These I/O ports will make the Micro:bit much more usable for projects. However it will then be more competing with the Arduino series of boards as there is still the lack of wifi communication.

The competitions answer.

In the educational world there is a big competitor for the Micro:bit being the Raspberry. Well the Raspberry is much more advanced as it is a complete linux machine with HDMI output to a TV screen or monitor. However the big barrier for the Raspberry for kids is its price-tag. The Raspberry Pi 3 costs about 39 euro which is a lot of money for kids. Do not get me wrong, the Raspberry foundation does a tremendous job in teaching kids programming with the Raspberry but loads of projects made with the Raspberry are real-world projects because it is a full fledged computer and a fast one to !!!

In comes the Raspberry Pi Zero. This will be a game-changer as it is a full Raspberry Pi (be it a slower version, it is a bit faster as the Pi 1) and has the incredible price-tag of 5.50 Euro. That's right a full fledged linux machine with USB and HDMI for less as 6 euro. And just released is the Pi Zero W which has on board Wifi and Blue-Tooth for just 11 Euro. Now that is amazing !!
This is a price-tag which is affordable for kids but also makes it a real competitor for Arduino and ESP projects.

Let's compare the prices of both; Remember that the Micro:bit was free distributed amongst kids in the Uk but if you want to buy one extra for your products it is at the moment that I am writing this about 14 Euro.

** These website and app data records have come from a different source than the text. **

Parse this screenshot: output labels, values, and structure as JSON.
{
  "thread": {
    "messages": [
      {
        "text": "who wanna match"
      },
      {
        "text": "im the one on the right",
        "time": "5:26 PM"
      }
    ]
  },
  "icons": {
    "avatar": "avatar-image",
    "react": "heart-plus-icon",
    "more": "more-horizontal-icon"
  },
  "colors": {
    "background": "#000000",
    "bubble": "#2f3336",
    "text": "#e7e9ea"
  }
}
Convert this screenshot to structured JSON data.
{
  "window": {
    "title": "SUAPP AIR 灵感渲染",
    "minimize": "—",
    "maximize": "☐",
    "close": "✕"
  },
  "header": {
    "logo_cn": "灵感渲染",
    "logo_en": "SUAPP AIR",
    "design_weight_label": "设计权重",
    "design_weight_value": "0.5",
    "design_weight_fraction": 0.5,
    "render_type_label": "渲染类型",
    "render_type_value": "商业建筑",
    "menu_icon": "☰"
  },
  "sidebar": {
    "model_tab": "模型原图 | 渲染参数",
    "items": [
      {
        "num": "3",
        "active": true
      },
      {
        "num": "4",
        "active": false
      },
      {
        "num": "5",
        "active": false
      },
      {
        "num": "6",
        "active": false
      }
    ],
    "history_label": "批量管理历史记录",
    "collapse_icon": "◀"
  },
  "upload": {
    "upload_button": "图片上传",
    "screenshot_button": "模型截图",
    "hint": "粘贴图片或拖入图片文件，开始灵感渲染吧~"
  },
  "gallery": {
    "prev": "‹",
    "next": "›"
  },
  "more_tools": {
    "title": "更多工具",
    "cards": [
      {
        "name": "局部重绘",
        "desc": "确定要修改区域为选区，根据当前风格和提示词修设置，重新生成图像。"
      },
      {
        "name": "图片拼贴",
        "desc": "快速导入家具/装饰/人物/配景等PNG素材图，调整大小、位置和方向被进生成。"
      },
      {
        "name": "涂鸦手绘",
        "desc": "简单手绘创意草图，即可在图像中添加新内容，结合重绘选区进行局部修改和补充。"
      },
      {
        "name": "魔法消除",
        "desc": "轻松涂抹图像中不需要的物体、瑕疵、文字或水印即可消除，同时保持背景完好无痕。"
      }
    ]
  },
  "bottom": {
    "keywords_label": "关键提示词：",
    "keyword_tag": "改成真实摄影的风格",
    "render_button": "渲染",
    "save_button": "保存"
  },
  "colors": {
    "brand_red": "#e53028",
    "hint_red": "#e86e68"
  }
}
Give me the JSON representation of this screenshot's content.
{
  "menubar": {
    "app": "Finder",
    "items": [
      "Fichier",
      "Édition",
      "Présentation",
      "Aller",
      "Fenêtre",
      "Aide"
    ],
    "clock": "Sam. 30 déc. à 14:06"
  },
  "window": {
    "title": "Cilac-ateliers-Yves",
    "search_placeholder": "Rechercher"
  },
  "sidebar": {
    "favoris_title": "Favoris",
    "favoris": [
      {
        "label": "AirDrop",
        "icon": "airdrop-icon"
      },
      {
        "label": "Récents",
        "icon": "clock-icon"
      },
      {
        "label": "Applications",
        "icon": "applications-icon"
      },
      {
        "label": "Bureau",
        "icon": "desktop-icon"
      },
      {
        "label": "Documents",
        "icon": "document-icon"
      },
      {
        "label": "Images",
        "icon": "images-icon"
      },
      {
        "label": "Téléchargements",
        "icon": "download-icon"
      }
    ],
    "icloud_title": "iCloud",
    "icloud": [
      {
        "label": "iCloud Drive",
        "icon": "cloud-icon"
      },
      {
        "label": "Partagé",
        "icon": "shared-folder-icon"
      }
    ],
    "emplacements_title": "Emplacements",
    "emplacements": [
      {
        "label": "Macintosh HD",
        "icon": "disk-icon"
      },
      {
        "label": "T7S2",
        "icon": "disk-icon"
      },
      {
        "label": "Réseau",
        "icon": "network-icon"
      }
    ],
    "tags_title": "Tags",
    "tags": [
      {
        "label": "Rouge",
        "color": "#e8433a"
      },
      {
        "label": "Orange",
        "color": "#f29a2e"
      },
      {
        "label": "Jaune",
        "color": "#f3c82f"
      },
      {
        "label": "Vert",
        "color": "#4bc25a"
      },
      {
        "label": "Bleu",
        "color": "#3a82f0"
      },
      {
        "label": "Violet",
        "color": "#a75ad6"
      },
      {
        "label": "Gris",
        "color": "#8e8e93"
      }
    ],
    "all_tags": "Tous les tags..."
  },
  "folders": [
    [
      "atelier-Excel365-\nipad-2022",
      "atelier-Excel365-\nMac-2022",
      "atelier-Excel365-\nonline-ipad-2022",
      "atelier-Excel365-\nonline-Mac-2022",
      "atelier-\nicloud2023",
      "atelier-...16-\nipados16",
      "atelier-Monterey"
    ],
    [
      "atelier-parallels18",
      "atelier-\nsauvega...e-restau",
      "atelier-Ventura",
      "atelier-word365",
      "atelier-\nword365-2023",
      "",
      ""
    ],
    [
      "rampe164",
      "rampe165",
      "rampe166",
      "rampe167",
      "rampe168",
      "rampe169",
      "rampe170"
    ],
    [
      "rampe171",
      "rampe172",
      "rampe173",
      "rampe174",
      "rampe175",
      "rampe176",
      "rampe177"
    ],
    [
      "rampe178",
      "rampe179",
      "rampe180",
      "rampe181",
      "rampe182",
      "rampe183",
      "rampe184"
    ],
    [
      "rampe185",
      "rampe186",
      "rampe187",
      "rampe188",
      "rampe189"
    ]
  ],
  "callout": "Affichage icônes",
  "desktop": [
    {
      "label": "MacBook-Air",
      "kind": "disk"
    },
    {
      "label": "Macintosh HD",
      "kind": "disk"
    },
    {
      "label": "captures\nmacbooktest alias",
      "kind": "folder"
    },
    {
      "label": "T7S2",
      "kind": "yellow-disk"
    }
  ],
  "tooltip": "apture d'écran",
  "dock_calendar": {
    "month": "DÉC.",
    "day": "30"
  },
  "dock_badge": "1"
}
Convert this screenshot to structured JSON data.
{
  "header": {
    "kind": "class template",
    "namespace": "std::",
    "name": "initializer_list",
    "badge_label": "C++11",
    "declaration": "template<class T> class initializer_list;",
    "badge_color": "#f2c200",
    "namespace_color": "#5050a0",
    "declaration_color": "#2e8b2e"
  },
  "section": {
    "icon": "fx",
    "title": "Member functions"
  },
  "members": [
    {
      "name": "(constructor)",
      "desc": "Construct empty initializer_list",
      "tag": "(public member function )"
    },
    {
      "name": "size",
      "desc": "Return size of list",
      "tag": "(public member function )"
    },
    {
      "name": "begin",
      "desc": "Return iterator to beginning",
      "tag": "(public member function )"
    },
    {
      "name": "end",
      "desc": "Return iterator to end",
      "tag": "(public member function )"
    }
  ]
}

So the Raspberry Pi Zero is about at one third of that price and even the Pi Zero W with Wifi and Bluetooth is cheaper.

There will be more stories coming up on the Micro:bit and on the amazing Raspberry Pi Zero. So watch this space.

Till then, have fun.

Luc Volders